I fear the problem lay, in a large part, with the casting of the lead. Riz Meedin has a long, successful CV, but here he approached the text hesitantly, with all the passion of an HR manager tackling a tricky spreadsheet. Even when, in an on-the-nose 80s moment, a large line of coke was conspicuously snorted in an executive washroom, his heart, and hearts in the audience, resolutely failed to beat faster. It was a flat performance that lacked intent and left a huge hole at the heart of the story.
Alexandra Afryea, fortunately, gave a much more committed performance as Lady Macbeth. She delivered her speeches with strong, skilful technique but, perhaps understandably, appeared overwrought at times simply in comparison with her weaker stage husband. Some of the direction, from Mary Swan, didn’t help her either. Most notably, asking her to reach for scissors to cut up a baby-gro during the early ‘unsexing’ speech. This seemed a bit of silly and unnecessary show-and-tell.
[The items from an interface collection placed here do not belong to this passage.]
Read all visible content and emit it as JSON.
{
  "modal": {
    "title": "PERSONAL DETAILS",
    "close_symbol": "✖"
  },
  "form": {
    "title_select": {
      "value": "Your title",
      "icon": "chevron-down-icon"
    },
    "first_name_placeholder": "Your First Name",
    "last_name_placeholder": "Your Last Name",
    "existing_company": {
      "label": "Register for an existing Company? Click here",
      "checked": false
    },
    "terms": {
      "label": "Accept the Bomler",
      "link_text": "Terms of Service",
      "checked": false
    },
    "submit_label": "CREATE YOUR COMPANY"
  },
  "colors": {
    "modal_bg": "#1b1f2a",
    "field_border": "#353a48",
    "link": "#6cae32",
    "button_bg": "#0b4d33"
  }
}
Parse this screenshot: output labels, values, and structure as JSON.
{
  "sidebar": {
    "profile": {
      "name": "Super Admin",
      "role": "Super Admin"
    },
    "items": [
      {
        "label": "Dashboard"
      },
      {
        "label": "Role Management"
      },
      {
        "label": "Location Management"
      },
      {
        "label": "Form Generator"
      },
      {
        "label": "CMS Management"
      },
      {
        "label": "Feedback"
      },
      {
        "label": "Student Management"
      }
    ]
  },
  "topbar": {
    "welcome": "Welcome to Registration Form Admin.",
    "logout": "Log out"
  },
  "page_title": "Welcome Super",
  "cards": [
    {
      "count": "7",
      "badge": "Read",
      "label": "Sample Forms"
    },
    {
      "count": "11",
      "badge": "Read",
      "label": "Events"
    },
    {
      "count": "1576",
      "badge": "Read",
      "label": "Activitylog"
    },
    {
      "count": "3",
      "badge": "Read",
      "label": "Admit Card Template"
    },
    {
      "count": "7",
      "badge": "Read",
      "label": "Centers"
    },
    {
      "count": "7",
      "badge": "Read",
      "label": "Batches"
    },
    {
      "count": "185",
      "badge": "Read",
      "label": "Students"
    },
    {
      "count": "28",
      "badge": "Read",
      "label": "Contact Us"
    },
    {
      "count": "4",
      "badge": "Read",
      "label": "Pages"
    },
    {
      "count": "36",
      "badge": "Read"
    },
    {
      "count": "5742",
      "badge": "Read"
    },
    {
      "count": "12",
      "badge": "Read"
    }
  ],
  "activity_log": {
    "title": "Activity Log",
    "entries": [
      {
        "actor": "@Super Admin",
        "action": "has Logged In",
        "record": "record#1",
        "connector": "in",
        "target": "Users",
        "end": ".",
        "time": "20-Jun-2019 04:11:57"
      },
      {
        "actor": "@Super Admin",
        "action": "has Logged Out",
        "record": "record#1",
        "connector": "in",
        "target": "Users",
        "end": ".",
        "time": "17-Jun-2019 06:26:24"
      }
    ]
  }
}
The direction and stage craft were noticeably wayward elsewhere. I would have enjoyed Macbeth’s face-off with Banquo’s ghost more, for example, if it hadn’t taken place in a cramped distant corner of the stage. As the shirtless ghoul spookily poured blood over himself, all I could do, in seat A5, was quietly seethe at the unforgiveable fact he had his back to me.
The multi-roling ensemble had a lot of work to do, given the problems elsewhere. Thankfully, they stepped up to the plate and each had moments that lifted the mood. As the Porter (although uncredited in the role), Jessica Andrade was asked to channel The Breakfast Club, including a dance number, and made it work. Umar Butt made a fine, muscular Banquo but excelled as a committed ‘middle’ witch, again with some impressive dance moves. Danny Charles wrestled manfully with some last-ditch fight choreography to be a suitably victorious Macduff when the end, mercifully, came
Katherine Heath’s costumes were welcome additions throughout and won points with direct nods to Grace Jones, Madonna and Miami Vice. Her set design, comprising three moveable boxes, provided some clever, striking images from a long dining table to a period phone box. They could, however, only do so much on their own.
Proteus is a long-established touring company, so it might be just bad luck I caught this one clumsy production. It might also be a sign that tackling two-and-half hours of Shakespeare, compared to say five minutes of physical theatre, is a very challenging thing to do well. I applaud the ambition but sadly on this occasion cannot recommend the results.
Director: Mary Swan
Set & Costume Designer: Katherine Heath
Movement Consultant: George Mann
Booking until: This show has completed its current run